▶ **WHAT YOU ARE ASKED TO DO**:
Read the records below and copy each line that contains "visible".

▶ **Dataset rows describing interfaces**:
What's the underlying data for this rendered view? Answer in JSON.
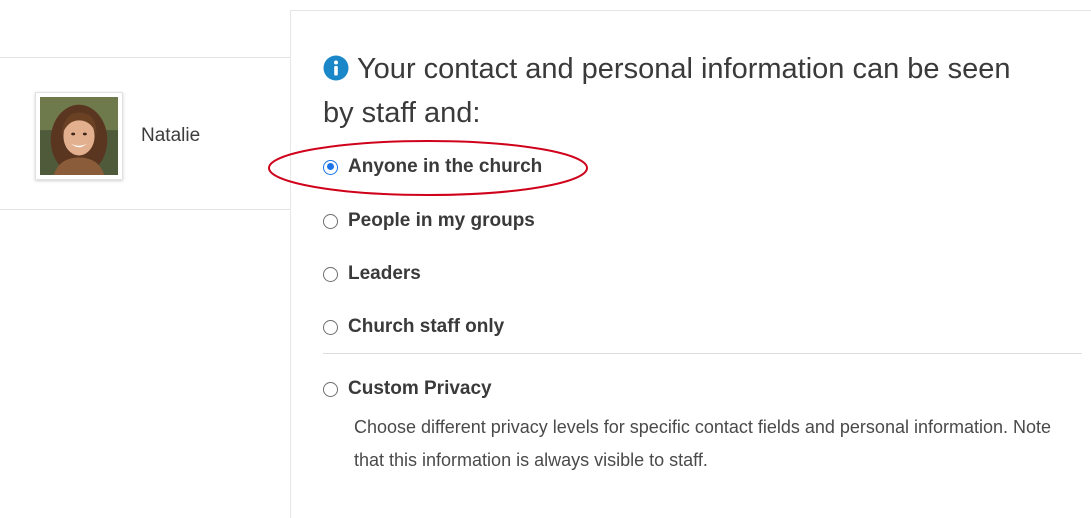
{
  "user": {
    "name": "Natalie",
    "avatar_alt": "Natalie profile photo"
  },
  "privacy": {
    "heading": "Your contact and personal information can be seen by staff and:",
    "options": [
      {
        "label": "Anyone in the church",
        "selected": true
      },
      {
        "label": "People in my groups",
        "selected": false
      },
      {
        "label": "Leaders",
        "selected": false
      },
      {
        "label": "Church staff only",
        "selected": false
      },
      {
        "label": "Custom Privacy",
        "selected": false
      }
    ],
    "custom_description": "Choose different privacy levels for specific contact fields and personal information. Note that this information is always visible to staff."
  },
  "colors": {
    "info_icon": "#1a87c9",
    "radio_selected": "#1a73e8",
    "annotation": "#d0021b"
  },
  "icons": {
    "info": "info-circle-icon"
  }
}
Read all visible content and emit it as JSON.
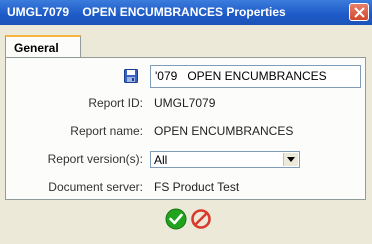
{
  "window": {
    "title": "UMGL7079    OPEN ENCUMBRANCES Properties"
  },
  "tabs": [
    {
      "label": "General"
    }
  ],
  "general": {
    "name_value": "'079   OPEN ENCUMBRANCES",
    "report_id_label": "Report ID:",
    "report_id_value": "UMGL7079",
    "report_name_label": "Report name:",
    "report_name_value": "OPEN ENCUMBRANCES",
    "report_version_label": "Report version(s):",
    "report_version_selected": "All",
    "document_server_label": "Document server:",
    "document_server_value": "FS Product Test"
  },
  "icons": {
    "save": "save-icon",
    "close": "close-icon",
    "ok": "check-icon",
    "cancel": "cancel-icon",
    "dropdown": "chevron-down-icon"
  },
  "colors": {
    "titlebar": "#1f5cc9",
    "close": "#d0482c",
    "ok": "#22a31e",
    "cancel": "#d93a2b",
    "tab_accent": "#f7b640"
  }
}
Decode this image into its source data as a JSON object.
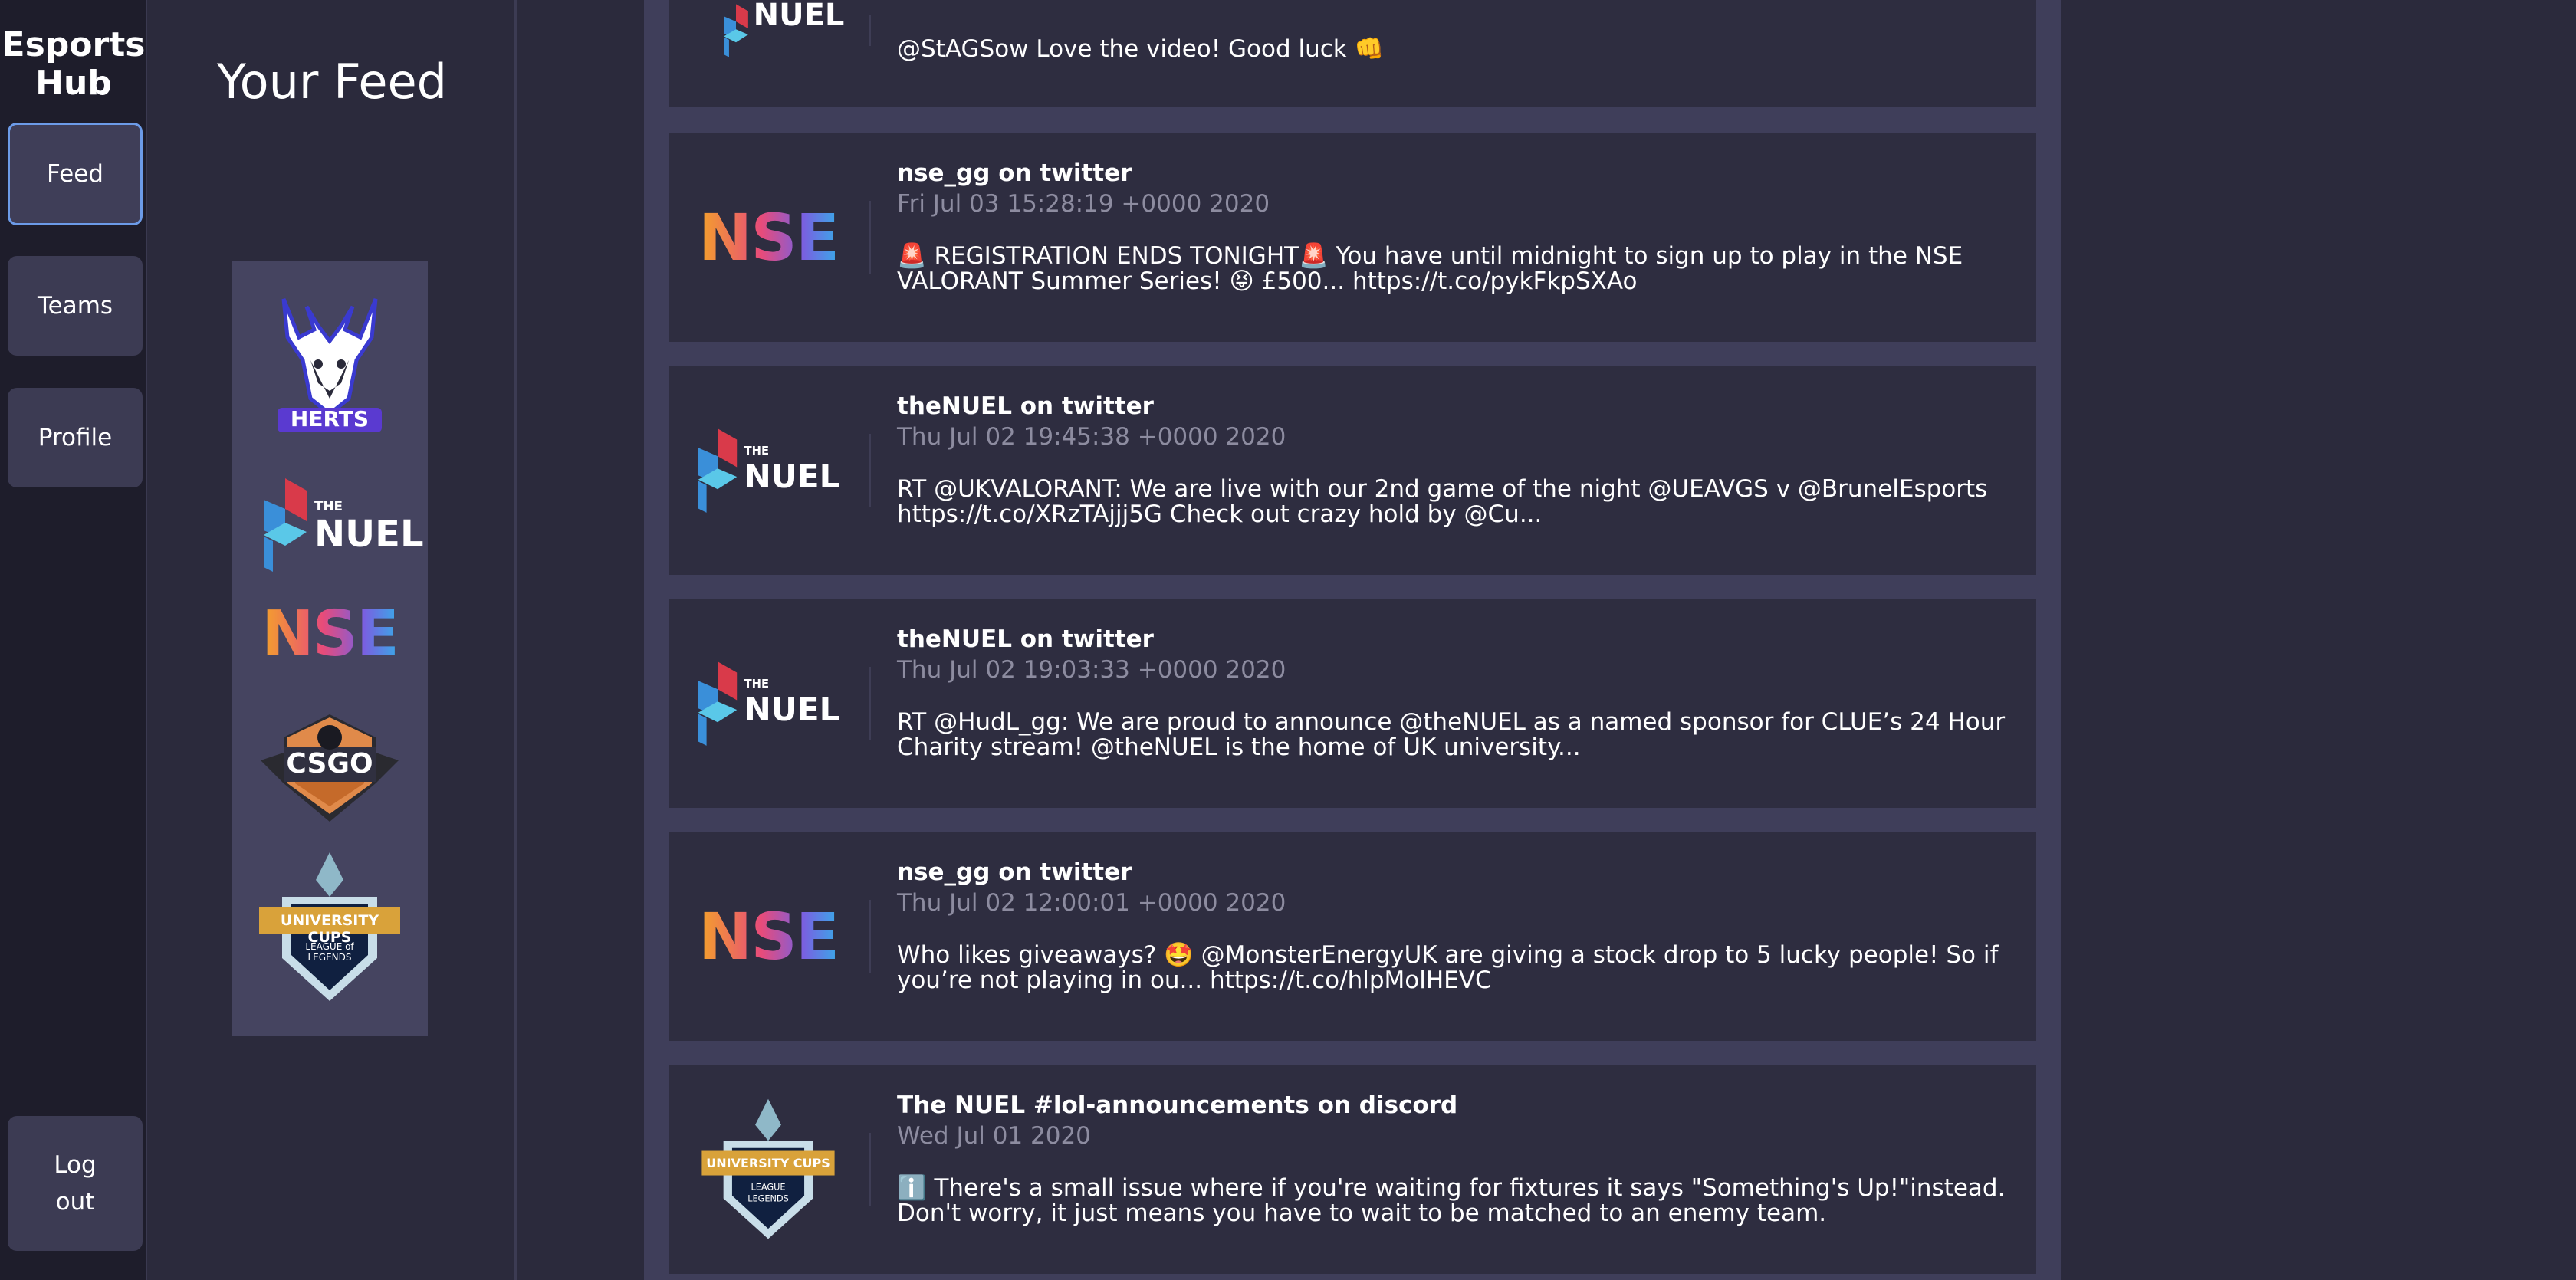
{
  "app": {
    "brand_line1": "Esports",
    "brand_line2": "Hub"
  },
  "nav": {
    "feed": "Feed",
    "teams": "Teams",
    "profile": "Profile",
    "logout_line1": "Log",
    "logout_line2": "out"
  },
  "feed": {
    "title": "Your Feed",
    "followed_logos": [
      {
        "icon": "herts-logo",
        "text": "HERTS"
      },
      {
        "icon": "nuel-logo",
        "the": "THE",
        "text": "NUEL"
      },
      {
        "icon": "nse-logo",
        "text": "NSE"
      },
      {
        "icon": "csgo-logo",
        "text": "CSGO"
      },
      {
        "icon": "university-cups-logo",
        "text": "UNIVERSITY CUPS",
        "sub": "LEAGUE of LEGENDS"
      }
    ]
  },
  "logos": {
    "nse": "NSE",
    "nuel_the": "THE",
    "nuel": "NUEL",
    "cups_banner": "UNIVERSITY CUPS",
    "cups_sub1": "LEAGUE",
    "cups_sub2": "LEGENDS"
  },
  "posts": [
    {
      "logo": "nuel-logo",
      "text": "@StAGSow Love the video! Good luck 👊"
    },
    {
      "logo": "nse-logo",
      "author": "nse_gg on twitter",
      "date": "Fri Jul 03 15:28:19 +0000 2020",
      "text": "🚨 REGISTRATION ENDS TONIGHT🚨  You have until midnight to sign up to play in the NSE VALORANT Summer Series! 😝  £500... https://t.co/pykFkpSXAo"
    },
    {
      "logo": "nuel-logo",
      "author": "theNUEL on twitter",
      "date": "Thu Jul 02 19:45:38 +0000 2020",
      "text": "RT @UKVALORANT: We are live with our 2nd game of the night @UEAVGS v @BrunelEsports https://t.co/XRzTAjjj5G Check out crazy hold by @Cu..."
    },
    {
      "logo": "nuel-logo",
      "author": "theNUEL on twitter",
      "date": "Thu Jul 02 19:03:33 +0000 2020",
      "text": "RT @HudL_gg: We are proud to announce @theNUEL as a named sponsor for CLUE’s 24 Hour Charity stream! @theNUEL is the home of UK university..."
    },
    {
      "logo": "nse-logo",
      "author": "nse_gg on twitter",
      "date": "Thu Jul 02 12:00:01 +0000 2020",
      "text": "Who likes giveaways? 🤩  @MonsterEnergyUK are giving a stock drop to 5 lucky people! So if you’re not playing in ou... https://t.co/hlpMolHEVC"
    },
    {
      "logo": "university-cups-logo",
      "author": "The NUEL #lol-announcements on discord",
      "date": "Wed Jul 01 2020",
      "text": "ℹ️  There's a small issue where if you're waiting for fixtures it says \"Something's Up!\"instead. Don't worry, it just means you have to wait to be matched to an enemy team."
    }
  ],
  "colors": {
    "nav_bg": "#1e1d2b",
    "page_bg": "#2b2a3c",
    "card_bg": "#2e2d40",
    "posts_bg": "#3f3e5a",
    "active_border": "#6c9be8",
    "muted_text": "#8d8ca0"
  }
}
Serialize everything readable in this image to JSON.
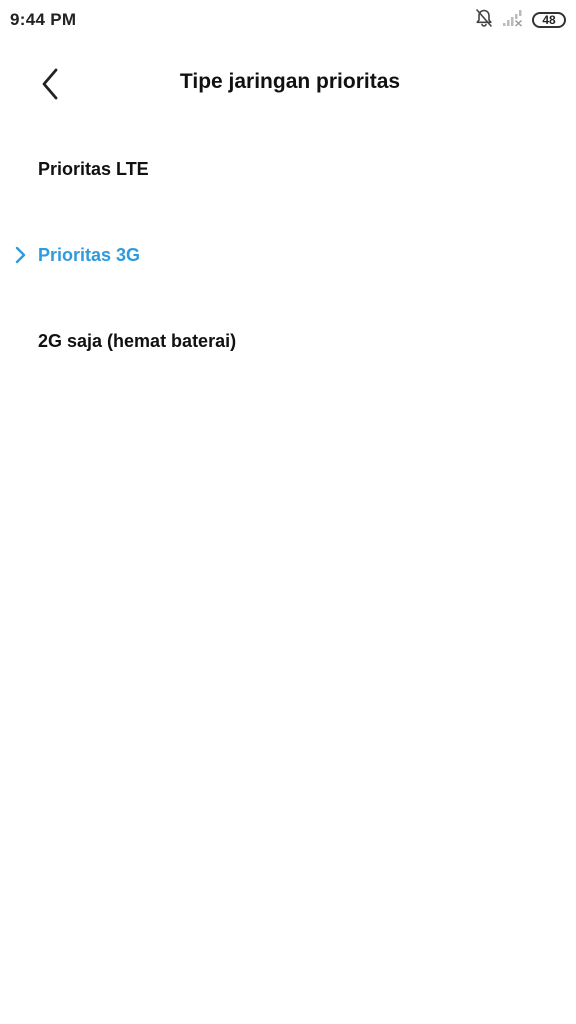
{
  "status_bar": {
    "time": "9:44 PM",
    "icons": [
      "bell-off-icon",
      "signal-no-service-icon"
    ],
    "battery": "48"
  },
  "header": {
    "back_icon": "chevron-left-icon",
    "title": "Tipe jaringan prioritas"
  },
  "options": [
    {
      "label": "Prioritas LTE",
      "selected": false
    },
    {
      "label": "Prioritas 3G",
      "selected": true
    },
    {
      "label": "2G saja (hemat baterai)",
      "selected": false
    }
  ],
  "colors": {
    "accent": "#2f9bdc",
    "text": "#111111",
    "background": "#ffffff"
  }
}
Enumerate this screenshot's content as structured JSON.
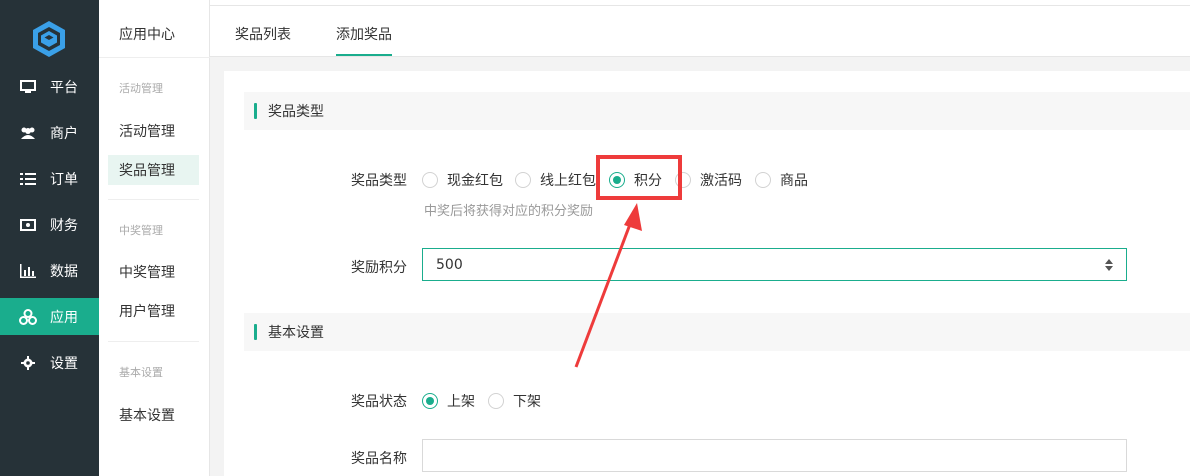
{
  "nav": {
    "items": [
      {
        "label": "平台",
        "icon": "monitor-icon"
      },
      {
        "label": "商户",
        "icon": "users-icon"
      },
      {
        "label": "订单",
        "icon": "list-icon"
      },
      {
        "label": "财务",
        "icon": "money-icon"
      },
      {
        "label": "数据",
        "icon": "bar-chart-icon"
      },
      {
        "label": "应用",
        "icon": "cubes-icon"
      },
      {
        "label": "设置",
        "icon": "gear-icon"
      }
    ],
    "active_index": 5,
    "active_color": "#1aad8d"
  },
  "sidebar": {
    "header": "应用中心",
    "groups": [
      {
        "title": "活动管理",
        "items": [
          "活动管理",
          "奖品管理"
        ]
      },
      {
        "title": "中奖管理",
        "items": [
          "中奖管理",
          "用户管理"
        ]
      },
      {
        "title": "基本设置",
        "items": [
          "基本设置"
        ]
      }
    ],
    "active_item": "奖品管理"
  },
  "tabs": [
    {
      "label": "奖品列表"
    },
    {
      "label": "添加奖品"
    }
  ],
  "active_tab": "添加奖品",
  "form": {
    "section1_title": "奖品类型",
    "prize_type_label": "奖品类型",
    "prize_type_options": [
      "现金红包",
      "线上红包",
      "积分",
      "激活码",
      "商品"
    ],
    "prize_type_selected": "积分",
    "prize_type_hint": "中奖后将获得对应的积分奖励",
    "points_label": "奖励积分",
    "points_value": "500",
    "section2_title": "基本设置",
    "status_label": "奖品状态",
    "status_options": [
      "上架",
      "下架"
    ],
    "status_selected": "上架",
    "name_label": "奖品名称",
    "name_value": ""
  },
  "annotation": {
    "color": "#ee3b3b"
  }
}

▶ **RESULT**:
    "custom_description": "Choose different privacy levels for specific contact fields and personal information. Note that this information is always visible to staff."
Read all visible content and emit it as JSON.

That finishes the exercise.